South Carolina emergency officials upgraded the state’s emergency operating status as forecasters warn Tropical Storm Hermine is continuing on a path that could bring it into the Palmetto State on Friday.
The Emergency Management Division’s (SCEMD) upgrade to Operating Condition Level 4 is more procedural at this point — the second-lowest level simply means state officials are increasing the level of awareness while reviewing plans and procedures. The State Emergency Operations Center in Lexington County will also be staffed by select state agency personnel beginning Friday morning so they can better respond if help is requested by local authorities once the storm hits.
“We are learning forward and following this storm, and we encourage people in South Carolina to do the same,” said Kim Stenson, director of SCEMD. “Personal preparedness, personal plans, and awareness are very important in a situation such as this.”
As of noon Thursday, Hermine was roughly 135 miles south-southwest of Apalachicola, Florida, moving northeast at 14 miles per hour and with maximum sustained winds of 70 mph.
While the National Weather Service is warning residents of northwest Florida to brace for possible hurricane conditions once Hermine comes ashore Thursday evening, in South Carolina the concern is more about the potential for heavy rainfall and flooding.

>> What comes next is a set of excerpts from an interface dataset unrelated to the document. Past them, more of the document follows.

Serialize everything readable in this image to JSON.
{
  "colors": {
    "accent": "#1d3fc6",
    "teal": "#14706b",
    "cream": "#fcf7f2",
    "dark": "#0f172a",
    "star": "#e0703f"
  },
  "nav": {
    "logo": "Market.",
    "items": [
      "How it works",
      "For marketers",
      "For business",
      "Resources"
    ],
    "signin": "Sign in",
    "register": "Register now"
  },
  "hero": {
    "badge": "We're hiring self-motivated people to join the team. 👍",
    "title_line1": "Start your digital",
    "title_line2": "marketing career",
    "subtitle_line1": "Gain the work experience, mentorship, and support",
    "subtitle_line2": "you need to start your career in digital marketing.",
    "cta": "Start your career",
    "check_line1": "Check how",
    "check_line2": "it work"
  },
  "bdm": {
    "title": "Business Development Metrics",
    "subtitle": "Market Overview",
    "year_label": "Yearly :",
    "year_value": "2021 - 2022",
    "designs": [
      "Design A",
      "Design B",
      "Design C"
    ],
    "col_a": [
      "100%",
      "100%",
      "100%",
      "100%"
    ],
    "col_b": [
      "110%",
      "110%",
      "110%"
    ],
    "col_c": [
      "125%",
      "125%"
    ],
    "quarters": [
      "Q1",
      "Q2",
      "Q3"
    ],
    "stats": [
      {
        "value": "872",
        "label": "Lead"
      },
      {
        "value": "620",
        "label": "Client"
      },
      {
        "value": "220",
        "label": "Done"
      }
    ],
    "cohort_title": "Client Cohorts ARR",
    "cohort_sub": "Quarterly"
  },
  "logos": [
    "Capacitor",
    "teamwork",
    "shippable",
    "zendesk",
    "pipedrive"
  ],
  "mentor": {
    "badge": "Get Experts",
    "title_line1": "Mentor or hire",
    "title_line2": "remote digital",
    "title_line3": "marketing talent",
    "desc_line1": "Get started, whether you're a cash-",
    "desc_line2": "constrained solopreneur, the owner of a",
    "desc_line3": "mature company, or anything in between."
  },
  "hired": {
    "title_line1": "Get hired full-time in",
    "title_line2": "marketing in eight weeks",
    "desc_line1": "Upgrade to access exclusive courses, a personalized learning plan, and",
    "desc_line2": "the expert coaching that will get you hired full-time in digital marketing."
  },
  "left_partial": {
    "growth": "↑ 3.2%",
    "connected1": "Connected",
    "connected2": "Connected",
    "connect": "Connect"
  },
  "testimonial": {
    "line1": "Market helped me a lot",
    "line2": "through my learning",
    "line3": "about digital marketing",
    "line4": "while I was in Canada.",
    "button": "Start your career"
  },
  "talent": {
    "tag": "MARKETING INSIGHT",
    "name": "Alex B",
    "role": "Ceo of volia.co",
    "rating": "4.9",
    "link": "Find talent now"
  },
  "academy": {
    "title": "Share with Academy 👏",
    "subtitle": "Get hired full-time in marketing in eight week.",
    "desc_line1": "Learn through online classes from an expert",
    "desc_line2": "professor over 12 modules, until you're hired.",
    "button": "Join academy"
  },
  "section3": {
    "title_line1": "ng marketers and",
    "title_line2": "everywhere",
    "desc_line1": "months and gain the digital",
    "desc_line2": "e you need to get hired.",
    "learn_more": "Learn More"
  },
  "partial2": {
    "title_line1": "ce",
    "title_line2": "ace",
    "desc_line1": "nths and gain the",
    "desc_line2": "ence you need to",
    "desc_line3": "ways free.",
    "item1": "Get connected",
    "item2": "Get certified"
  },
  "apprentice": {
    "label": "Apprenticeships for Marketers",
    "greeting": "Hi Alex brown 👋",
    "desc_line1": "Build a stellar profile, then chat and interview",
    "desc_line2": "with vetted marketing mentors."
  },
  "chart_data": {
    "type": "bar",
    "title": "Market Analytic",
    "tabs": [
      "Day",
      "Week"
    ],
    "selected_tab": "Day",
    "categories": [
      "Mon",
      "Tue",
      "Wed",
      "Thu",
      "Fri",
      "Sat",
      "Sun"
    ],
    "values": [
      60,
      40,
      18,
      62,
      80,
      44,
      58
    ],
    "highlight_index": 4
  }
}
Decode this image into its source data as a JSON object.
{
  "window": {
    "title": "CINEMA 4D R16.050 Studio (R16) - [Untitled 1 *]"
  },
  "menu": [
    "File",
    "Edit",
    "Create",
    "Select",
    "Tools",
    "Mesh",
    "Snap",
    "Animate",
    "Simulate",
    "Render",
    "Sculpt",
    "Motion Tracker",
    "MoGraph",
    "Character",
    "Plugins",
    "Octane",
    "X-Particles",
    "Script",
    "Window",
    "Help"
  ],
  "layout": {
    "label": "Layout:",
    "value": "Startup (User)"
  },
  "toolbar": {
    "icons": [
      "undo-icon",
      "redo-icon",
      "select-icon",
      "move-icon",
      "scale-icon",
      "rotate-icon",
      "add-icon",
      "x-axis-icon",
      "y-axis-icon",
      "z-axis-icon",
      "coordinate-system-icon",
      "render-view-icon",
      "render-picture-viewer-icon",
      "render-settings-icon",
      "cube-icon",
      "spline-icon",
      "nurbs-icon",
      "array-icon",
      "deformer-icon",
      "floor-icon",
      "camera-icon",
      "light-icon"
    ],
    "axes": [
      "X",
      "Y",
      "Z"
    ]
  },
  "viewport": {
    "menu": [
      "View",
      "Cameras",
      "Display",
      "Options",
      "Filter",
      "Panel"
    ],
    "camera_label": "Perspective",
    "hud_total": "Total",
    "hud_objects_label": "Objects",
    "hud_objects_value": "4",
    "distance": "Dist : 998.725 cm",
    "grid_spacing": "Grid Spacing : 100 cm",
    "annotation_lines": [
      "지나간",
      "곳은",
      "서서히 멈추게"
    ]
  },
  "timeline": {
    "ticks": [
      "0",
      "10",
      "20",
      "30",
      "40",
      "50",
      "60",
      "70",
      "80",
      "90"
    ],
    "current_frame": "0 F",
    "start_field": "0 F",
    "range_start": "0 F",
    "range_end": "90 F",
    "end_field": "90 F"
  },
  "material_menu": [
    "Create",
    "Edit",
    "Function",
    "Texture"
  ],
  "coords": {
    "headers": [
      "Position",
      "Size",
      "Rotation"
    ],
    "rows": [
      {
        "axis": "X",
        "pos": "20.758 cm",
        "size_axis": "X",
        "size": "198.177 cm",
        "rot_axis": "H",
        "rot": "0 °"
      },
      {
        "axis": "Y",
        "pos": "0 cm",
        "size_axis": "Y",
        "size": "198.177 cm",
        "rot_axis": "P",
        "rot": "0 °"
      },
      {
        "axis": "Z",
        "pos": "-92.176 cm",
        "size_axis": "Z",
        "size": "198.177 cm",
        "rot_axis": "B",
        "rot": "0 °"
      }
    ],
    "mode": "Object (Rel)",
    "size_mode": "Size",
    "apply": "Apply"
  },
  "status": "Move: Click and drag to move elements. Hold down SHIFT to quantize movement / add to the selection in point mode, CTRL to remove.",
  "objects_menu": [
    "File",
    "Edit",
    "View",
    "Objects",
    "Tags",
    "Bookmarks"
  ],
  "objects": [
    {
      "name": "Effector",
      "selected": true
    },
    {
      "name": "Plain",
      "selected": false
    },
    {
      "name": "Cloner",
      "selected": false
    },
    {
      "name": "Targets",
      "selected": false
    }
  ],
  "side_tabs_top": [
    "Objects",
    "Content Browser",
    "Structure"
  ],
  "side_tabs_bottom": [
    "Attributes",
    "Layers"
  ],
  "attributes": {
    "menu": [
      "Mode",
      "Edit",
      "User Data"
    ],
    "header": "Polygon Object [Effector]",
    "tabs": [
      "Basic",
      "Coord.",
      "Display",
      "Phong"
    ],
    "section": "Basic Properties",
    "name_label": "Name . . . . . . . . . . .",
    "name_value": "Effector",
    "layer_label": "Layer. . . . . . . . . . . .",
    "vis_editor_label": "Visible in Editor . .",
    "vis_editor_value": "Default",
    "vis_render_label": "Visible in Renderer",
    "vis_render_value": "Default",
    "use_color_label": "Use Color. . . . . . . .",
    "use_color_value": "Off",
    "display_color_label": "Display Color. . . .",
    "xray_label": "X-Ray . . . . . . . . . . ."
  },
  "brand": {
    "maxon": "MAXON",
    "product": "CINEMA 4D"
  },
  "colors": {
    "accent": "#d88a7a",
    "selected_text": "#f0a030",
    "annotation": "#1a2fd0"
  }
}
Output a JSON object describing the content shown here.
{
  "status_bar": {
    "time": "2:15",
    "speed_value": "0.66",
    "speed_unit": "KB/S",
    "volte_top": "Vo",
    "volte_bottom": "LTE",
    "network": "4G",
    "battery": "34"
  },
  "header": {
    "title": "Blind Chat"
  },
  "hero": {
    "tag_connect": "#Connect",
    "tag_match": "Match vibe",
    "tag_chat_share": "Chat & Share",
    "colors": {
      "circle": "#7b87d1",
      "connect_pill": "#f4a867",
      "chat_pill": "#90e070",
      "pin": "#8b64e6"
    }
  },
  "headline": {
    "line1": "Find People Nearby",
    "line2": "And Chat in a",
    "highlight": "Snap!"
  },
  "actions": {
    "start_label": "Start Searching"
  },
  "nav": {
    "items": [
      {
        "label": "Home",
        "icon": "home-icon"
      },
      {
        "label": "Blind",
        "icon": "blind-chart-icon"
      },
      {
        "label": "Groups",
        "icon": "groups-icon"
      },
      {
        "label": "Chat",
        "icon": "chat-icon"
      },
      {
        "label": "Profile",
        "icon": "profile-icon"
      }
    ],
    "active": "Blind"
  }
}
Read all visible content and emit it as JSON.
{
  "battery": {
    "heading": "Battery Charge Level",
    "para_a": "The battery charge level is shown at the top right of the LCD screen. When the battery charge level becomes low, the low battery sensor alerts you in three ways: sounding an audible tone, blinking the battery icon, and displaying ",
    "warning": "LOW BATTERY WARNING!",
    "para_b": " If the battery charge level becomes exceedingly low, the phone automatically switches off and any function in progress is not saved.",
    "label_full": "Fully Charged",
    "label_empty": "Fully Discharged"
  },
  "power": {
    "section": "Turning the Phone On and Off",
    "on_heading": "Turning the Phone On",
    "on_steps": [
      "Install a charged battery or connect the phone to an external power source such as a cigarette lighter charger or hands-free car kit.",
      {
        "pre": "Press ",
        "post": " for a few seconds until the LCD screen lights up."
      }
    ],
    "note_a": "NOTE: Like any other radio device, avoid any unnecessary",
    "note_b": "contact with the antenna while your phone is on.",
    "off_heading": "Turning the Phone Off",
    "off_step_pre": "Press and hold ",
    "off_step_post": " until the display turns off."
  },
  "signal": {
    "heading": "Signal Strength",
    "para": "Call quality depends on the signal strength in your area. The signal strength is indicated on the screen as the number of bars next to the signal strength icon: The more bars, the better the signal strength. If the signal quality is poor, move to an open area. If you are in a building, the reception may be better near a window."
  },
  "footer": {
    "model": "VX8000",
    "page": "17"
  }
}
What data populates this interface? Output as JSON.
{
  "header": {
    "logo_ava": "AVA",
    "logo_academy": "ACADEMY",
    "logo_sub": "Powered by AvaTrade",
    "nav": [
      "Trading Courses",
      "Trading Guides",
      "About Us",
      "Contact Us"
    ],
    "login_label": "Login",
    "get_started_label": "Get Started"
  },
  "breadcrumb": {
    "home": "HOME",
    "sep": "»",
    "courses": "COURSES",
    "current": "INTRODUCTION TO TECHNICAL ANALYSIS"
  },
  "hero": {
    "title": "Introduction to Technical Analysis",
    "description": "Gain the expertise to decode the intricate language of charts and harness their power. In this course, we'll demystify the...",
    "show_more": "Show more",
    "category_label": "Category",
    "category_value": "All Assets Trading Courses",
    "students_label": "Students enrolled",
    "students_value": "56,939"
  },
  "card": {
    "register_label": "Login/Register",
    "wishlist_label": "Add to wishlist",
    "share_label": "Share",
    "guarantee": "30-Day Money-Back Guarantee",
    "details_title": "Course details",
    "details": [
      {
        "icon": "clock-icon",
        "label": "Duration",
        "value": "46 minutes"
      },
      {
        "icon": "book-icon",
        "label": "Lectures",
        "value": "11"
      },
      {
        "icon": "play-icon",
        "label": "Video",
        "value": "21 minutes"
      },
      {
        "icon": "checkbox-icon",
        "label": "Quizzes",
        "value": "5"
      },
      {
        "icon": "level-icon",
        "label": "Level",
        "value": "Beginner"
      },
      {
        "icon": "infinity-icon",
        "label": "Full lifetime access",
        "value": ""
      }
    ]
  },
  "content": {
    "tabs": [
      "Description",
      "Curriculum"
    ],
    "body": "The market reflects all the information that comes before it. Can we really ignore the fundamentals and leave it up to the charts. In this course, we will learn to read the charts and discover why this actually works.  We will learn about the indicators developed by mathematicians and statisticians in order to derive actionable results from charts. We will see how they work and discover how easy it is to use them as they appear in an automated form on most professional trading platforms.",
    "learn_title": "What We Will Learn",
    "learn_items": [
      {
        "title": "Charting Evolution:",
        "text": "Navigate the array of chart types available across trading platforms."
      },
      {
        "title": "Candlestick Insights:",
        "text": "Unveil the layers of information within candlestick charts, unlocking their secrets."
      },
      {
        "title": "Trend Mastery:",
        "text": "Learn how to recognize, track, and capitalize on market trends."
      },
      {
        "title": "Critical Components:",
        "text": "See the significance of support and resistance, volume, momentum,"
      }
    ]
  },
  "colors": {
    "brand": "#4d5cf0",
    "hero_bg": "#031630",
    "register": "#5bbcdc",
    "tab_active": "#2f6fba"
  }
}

Rainfall totals from 4-8 inches are expected across those parts of the Southeast affected by the storm.
Charleston officials warned residents to be careful if flooding occurs and not to drive through or play in the water. “If the water gets up high enough, you could see manhole covers displaced,” Deputy Chief John Tippett said in a Wednesday press conference. “People think they’re having a nice little wading event, then before you know it, they’re being drawn into a manhole cover that they can’t get out of.”
The weather service has issued a tropical storm warning for the entire South Carolina coast, in effect for all counties along the Atlantic. Hermine has slowed since Wednesday, but forecasters expect it to keep its tropical storm status when it reaches eastern South Carolina on Friday afternoon.